Southeast Europe or Southeastern Europe (SEE) is a geographical subregion of Europe, consisting primarily of the Balkans, as well as adjacent regions and archipelagos. Sovereign states and territories that are included in the region are Albania, Bosnia and Herzegovina, Bulgaria, Croatia (alternatively placed in Central Europe), Cyprus (alternatively placed in West Asia), Greece (alternatively placed in the broader region of Southern Europe), Kosovo, Montenegro, North Macedonia, Romania (alternatively placed in Central Europe), Serbia, and the European part of Turkey (alternatively placed in the broader region of Southern Europe, also in West Asia with the rest of the country). Sometimes, Moldova (alternatively placed in Eastern Europe) and Slovenia (alternatively placed in Central Europe) are also included. The largest cities of the region are Istanbul, Athens, Bucharest, Sofia, and Belgrade.

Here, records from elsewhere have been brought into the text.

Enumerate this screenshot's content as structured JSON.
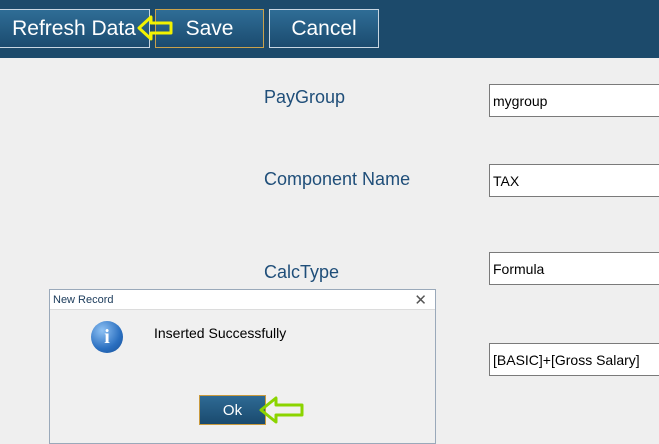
{
  "toolbar": {
    "refresh_label": "Refresh Data",
    "save_label": "Save",
    "cancel_label": "Cancel"
  },
  "form": {
    "paygroup_label": "PayGroup",
    "paygroup_value": "mygroup",
    "component_label": "Component Name",
    "component_value": "TAX",
    "calctype_label": "CalcType",
    "calctype_value": "Formula",
    "formula_value": "[BASIC]+[Gross Salary]"
  },
  "dialog": {
    "title": "New Record",
    "close_glyph": "✕",
    "message": "Inserted Successfully",
    "icon_glyph": "i",
    "ok_label": "Ok"
  },
  "icons": {
    "toolbar_pointer": "yellow-arrow-icon",
    "ok_pointer": "green-arrow-icon",
    "dialog_icon": "info-icon"
  },
  "colors": {
    "toolbar_bg": "#1c4a6b",
    "label_text": "#1f4e79",
    "pointer_yellow": "#f2f200",
    "pointer_green": "#8bd400"
  }
}
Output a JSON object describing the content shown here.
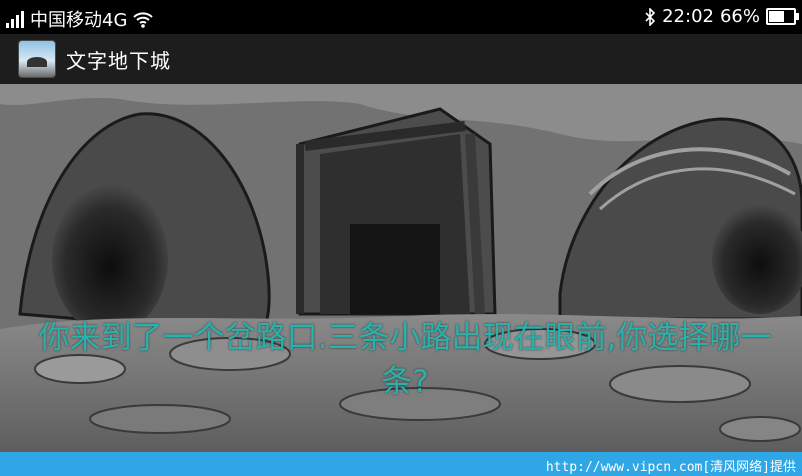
{
  "status_bar": {
    "carrier": "中国移动4G",
    "time": "22:02",
    "battery_text": "66%",
    "battery_level": 0.66,
    "icons": [
      "signal-icon",
      "wifi-icon",
      "bluetooth-icon",
      "battery-icon"
    ]
  },
  "app": {
    "title": "文字地下城"
  },
  "scene": {
    "message": "你来到了一个岔路口.三条小路出现在眼前,你选择哪一条?",
    "message_color": "#29b2ac"
  },
  "footer": {
    "watermark": "http://www.vipcn.com[清风网络]提供",
    "color": "#2fa6e6"
  }
}
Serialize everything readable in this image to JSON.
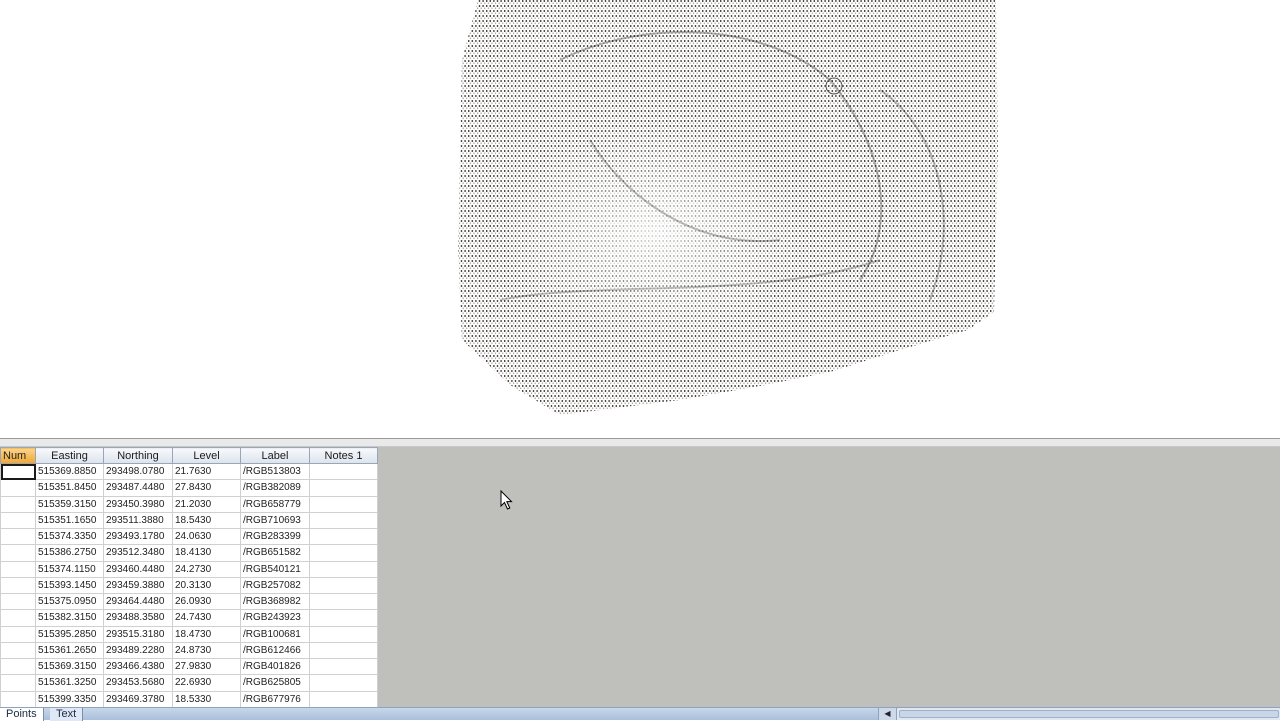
{
  "columns": [
    "Num",
    "Easting",
    "Northing",
    "Level",
    "Label",
    "Notes 1"
  ],
  "rows": [
    [
      "",
      "515369.8850",
      "293498.0780",
      "21.7630",
      "/RGB513803",
      ""
    ],
    [
      "",
      "515351.8450",
      "293487.4480",
      "27.8430",
      "/RGB382089",
      ""
    ],
    [
      "",
      "515359.3150",
      "293450.3980",
      "21.2030",
      "/RGB658779",
      ""
    ],
    [
      "",
      "515351.1650",
      "293511.3880",
      "18.5430",
      "/RGB710693",
      ""
    ],
    [
      "",
      "515374.3350",
      "293493.1780",
      "24.0630",
      "/RGB283399",
      ""
    ],
    [
      "",
      "515386.2750",
      "293512.3480",
      "18.4130",
      "/RGB651582",
      ""
    ],
    [
      "",
      "515374.1150",
      "293460.4480",
      "24.2730",
      "/RGB540121",
      ""
    ],
    [
      "",
      "515393.1450",
      "293459.3880",
      "20.3130",
      "/RGB257082",
      ""
    ],
    [
      "",
      "515375.0950",
      "293464.4480",
      "26.0930",
      "/RGB368982",
      ""
    ],
    [
      "",
      "515382.3150",
      "293488.3580",
      "24.7430",
      "/RGB243923",
      ""
    ],
    [
      "",
      "515395.2850",
      "293515.3180",
      "18.4730",
      "/RGB100681",
      ""
    ],
    [
      "",
      "515361.2650",
      "293489.2280",
      "24.8730",
      "/RGB612466",
      ""
    ],
    [
      "",
      "515369.3150",
      "293466.4380",
      "27.9830",
      "/RGB401826",
      ""
    ],
    [
      "",
      "515361.3250",
      "293453.5680",
      "22.6930",
      "/RGB625805",
      ""
    ],
    [
      "",
      "515399.3350",
      "293469.3780",
      "18.5330",
      "/RGB677976",
      ""
    ]
  ],
  "tabs": {
    "points": "Points",
    "text": "Text"
  },
  "icons": {
    "scroll_left": "scroll-left-arrow-icon",
    "cursor": "mouse-pointer-icon"
  },
  "colors": {
    "point_cloud": "#2e2a22",
    "grid_background": "#bfbfbc",
    "active_header": "#f0a72f"
  }
}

There are overlapping and conflicting definitions of the region, due to political, economic, historical, cultural, and geographical considerations.


The first known use of the term "Southeast Europe" was by Austrian researcher Johann Georg von Hahn (1811–1869) as a broader term than the traditional Balkans,[1] a concept based on the boundaries of the Balkan Peninsula (the countries that have been described as being entirely within the Balkan region are: Albania, Kosovo, Bosnia and Herzegovina, Bulgaria, Montenegro, and North Macedonia[2]).

Geographical Southeast Europe

Countries that are geographically, at least partially, described to be within the region are as follows:[3]

CIA World Factbook

Regions of Europe based on CIA World Factbook. Southeastern Europe in brown
Regions of Europe based on CIA World Factbook. Southeastern Europe in brown

In the CIA World Factbook, the description of each country includes information about "Location" under the heading "Geography", where the country is classified into a region. The following countries are included in their classification "Southeast Europe":[11]

In this classification, Slovenia is included in Central Europe,[12] Greece in Southern Europe,[13] and Moldova in Eastern Europe.[14]

Notable views

See also



  1. ^ Hösch, Nehring, Sundhaussen (Hrsg.), Lexikon zur Geschichte Südosteuropas, S. 663, ISBN 3-8252-8270-8
  2. ^ Istituto Geografico De Agostini, L'Enciclopedia Geografica – Vol.I – Italia, 2004, Ed. De Agostini p.78
  3. ^ a b Jelavich 1983a, p. 1-3.
  4. ^ Armstrong, Werwick. Anderson, James (2007). "Borders in Central Europe: From Conflict to Cooperation". Geopolitics of European Union Enlargement: The Fortress Empire. Routledge. p. 165. ISBN 978-1-134-30132-4.((cite book)): CS1 maint: uses authors parameter (link)
  5. ^ Andrew Geddes, Charles Lees, Andrew Taylor : "The European Union and South East Europe: The Dynamics of Europeanization and multilevel governance", 2013, Routledge
  6. ^ Klaus Liebscher, Josef Christl, Peter Mooslechner, Doris Ritzberger-Grünwald : "European Economic Integration and South-East Europe: Challenges and Prospects", 2005, Edward Elgar Publishing Limited
  7. ^ Which Continent – Is Cyprus in Europe or Asia?, Sporcle, 21 December 2018
  8. ^ Is Cyprus in Europe or Asia?, World Atlas, 8 August 2019
  9. ^ Cyprus: In Europe, In Limbo, Carnegie Endowment for International Peace, 3 December 2018
  10. ^ "A List of Countries That Make up the Balkan Peninsula".
  11. ^ CIA. "The World Factbook". Archived from the original on June 1, 2007.
  12. ^ "Slovenia". CIA. 6 October 2022.
  13. ^ "Greece". CIA. 11 October 2022.
  14. ^ "Moldova". CIA. 12 October 2022.
  15. ^ "South-East Europe". Archived from the original on 1 May 2008. Retrieved 7 January 2019.
  16. ^ "Programme summary", South East Europe (SEE): Operational Programme, South East Europe Transnational Cooperation Programme, 28 November 2013, p. 6
  17. ^ Harry G. Broadman (2004). Building Market Institutions in South Eastern Europe: Comparative Prospects for Investment and Private Sector Development. World Bank Publications. p. xviii. ISBN 978-0-8213-5776-7.
  18. ^ World Health Organization. Regional Office for Europe; Council of Europe Development Bank (2006). Health and Economic Development in South-eastern Europe. World Health Organization. pp. 5–. ISBN 978-92-890-2295-8.
  19. ^ "South East Europe Regular Economic Report". World Bank.
  20. ^ "Regional Office in South Eastern Europe - Global Focus".


Further reading